Notification of Acceptance

Monday, August 15, 2016
Registration Opening

Monday, October 3, 2016
Program publishing

Sunday, October 16, 2016
Registration deadline for presenting authors

Failed coup in Turkey likely to delay arrival of Syrian refugees in Canada further


Nuri Murat, a Yazidi woman at Kankhe Camp for the internally displaced in Dahuk, northern Iraq, May 18. When Islamic State group militants overran Yazidi villages and towns in August 2014, they killed her husband and abducted her daughter, Nazdar, 16, one of thousands of Yazidi girls and women enslaved by the group. (MAYA ALLERUZZO / AP FILE PHOTO)

Tues., July 19, 2016

OTTAWA—Delays in the resettlement of Syrian refugees from Turkey to Canada are likely to grow even longer after a failed coup attempted there last week.

Securing exit permits for Syrians in Turkey has been a difficult process already, holding up the Liberal government’s plans last fall to resettle thousands of people from there as part of their landmark program to bring 25,000 Syrians to Canada in a matter of months.

Now, political instability in the country in the wake of the military’s failed efforts to seize power last week is expected to delay things more.

“We are continuing to work with the government of Turkey to obtain exit permits as quickly as possible and are continuing to monitor the situation,” said Sonia Lesage, a spokesperson for the Immigration Department.

“However, given recent events, we do expect delays.”

There are an estimated 549 Syrian refugees in Turkey who have been approved to come to Canada, but haven’t been cleared to travel, and a further 3,815 applications from that country are in progress.

Among them are several Yazidi families, a Kurdish minority group whose plight is the subject this week of hearings at the House of Commons immigration committee.

Their treatment at the hands of Islamic militants was recently termed a genocide by the United Nations human rights panel.

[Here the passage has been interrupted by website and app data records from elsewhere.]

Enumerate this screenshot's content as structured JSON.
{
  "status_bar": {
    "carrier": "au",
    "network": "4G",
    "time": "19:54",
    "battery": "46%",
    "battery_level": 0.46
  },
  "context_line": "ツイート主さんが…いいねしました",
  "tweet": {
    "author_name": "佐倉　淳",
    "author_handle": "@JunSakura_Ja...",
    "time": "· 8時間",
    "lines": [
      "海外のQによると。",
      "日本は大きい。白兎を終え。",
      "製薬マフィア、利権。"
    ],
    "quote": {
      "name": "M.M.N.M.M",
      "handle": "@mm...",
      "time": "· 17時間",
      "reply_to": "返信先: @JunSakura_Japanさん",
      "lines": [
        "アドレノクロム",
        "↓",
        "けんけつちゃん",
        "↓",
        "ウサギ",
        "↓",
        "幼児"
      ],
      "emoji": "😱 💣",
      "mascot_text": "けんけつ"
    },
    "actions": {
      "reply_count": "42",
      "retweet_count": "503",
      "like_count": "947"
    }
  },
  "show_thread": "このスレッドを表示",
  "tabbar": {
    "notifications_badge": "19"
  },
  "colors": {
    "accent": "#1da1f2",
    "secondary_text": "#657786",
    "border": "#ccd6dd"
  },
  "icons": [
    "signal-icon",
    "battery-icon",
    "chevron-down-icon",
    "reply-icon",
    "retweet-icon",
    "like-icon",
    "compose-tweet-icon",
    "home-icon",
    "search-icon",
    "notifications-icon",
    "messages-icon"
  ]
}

For that reason, the Conservatives are arguing the Liberals should now fast-track their resettlement to Canada.

Efforts to get them out of Turkey have already been met with lengthy delays, in part, because of the Turkish government’s slow approvals process for exit permits.

In Turkey, it is the government, not the United Nations refugee agency, that manages Syrian refugees. There are an estimated 2.7 million in that country.

Before the failed coup, the Immigration Department website said refugee applications from Turkey needed about eight months for processing.

Still, that’s much shorter than the current wait time for privately sponsored refugees out of Iraq, where thousands of Yazidis live in the northern part of the country, in Iraqi Kurdistan.

It takes about four years to process privately-sponsored applications out of Iraq, the department website says.

And the situation of the Yazidis in Iraq is further complicated by the fact the UN doesn’t refer people who live inside their home countries elsewhere for resettlement.

The UN also doesn’t explicitly use religion or ethnicity as a factor in determining whether someone is eligible for resettlement.

The Conservatives want that changed, but the Liberals have said they intend to continue working with the UN.

To continue reading, click here. (Original posted in The Star)